The Union Township Trustees voted on Thursday to make Union Township and Champaign County the leading body in Ohio concerning wind turbine zoning regulations. In a 2-0 vote, the trustees voted to approve the Union Township Zoning Commission's recommendation to accept its own wind turbine zoning resolution. Trustee President Doug Hurst abstained from voting due to a conflict of interest, making Howard Peters and James Virts the deciding trustees. The two also voted unanimously to approve the commission's recommendation to reject a zoning proposal crafted by Union Neighbors United. ...There are four major points of concern the UNU has with the zoning recommendations approved by the trustees. "The 1,000-foot setback from your home is unsafe and an arbitrary figure with no basis in science," ...The fact that there is no noise testing required ...The height limit also presented a problem for the UNU. According to McConnell, 500 feet is the height for offshore wind farms and shouldn't be used on land.
The Logan County Wind Power Committee continues to make progress in its efforts to draw up recommendations for township wind turbine zoning ordinances. But it may not be fast enough for some residents who want to make sure the towering structures do not begin going up on nearby properties without assurances they are safe. “This is the first time they have had an in-depth discussion on any real issues,” Jefferson Township resident Linda Mazurek said after the committee discussed noise issues Wednesday morning. “But I don’t know that we are a lot further along than we were six months ago. It’s been long enough to get recommendations and keep this going.” The committee was formed last spring by county and township officials, the Logan- Union-Champaign Regional Planning Commission and representatives of wind power companies. They had hoped to have guidelines for wind turbines in place by early this year, Logan County Engineer Scott Coleman said.
Union Township trustees will have two issues to vote on at the Jan. 17 public hearing concerning wind turbine proposals. The meeting will be at 7 p.m in the Champaign County Community Center. Union Township Trustee President Doug Hurst said there will be no limit to the number of people who can speak, but each speaker will be limited to five minutes. According to Champaign County Assistant Prosecuting Attorney Scott Schockling, the first issue is to vote on the Union Township Zoning Commission's recommendation to accept wind turbine regulations crafted by the zoning commission. The second issue is to vote on the zoning commission's recommendation to reject wind turbine regulations crafted by Union Neighbors United.

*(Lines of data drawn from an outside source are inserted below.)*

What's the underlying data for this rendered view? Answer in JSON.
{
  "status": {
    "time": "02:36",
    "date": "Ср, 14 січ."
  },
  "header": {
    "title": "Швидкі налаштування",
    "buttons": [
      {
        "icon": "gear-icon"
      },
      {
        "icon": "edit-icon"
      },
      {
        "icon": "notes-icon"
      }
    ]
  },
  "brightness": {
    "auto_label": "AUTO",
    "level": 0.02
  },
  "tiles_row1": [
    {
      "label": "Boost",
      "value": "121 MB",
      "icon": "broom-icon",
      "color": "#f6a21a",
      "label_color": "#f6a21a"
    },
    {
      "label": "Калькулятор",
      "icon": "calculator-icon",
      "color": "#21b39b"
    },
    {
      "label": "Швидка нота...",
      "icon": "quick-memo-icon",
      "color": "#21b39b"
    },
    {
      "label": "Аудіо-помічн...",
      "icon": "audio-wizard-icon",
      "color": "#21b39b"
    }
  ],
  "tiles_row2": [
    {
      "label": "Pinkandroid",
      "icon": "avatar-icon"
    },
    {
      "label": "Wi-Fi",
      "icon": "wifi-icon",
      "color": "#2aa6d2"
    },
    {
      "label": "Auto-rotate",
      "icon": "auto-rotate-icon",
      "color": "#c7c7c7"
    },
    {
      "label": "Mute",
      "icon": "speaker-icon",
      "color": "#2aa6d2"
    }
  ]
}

The battle over wind energy is heating up again in western Ohio. A decision by the Logan County Board of Elections on Friday cleared the way for a referendum on a township zoning amendment that sets guidelines for wind turbines. Landowners say the regulations, approved in the fall by the Jefferson Township zoning board and township trustees, are too lenient. They gathered enough signatures to put the issue before voters on the March 4 ballot. But late last month, attorneys representing the landowners who plan to erect the wind turbines --- towering structures that harness the power of the wind to produce energy --- filed a protest based on procedural errors with the petition.